Estimated read time: 2-3 minutes
Andrew Adams, KSL NewsradioWith three rescuers dead and six miners still trapped, it's a time when everyone in Huntington is in search of faith and something to believe in. There are some people looking for converts, but it's not what you'd expect.
Frank Forrestal: "We've been out here and we continue to be part of a fight that's needed."
Frank Forrestal is trying to get the people of Huntington to man-up.
Frank Forrestal: "The reception's been good. We've been talking to people door to door."
What's he selling? The union. He came all the way from Iowa to do it. Forrestal is a frequent contributor to the publication, "The Militant." He's trying to get people to subscribe to the paper - and the ideology - that unionizing non-union mines like Crandall Canyon would solve a lot of problems. He says unions work.
Frank Forrestal: "We took 'em on on a lot of different questions, and it made a big difference coming out of the mine alive every day."
Huntington mayor Hilary Gordon: "Actually, I hadn't heard about that, but truly nothing surprises me."
Huntington Mayor Hilary Gordon wasn't sure how she felt about that when she learned it was going on in her town.
Hilary Gordon: "This is something that Mr. Murray, and MSHA, and I'm sure companies on down the road will have to work out. What I'm concerned with, and what my heart goes out to, and my thoughts are, that's with the families right now."
And Gordon, more or less, says let the miners think for themselves.
Hilary Ggordon: "I think these miners know well what they're doing, and which mines they want to work for. Given all the information they have, I don't think that one person should try to influence another."
But it's happening. And Forrestal says it has to happen.
Frank Forrestal: "It's on the communities to change this terrible situation."
Reporter: "Can they make a difference?"
Frank Forrestal: "Yeah, I think the key thing is the UMWA (United Mine Workers of America). Joining the UMWA, asking the UMWA to help them and organize the mine that they're in."
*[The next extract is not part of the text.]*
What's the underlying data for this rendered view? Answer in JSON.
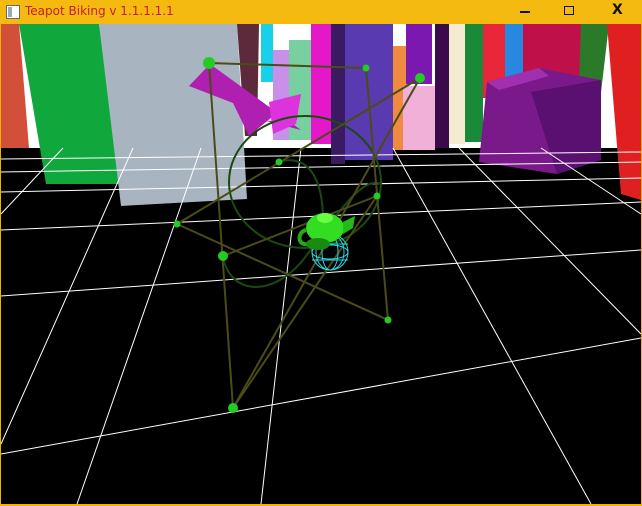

Forrestal says this is about ensuring miners' safety in the future. The tough part may be turning community members into activists for tomorrow, when they're consumed with the uncertainty of life and death, day to day.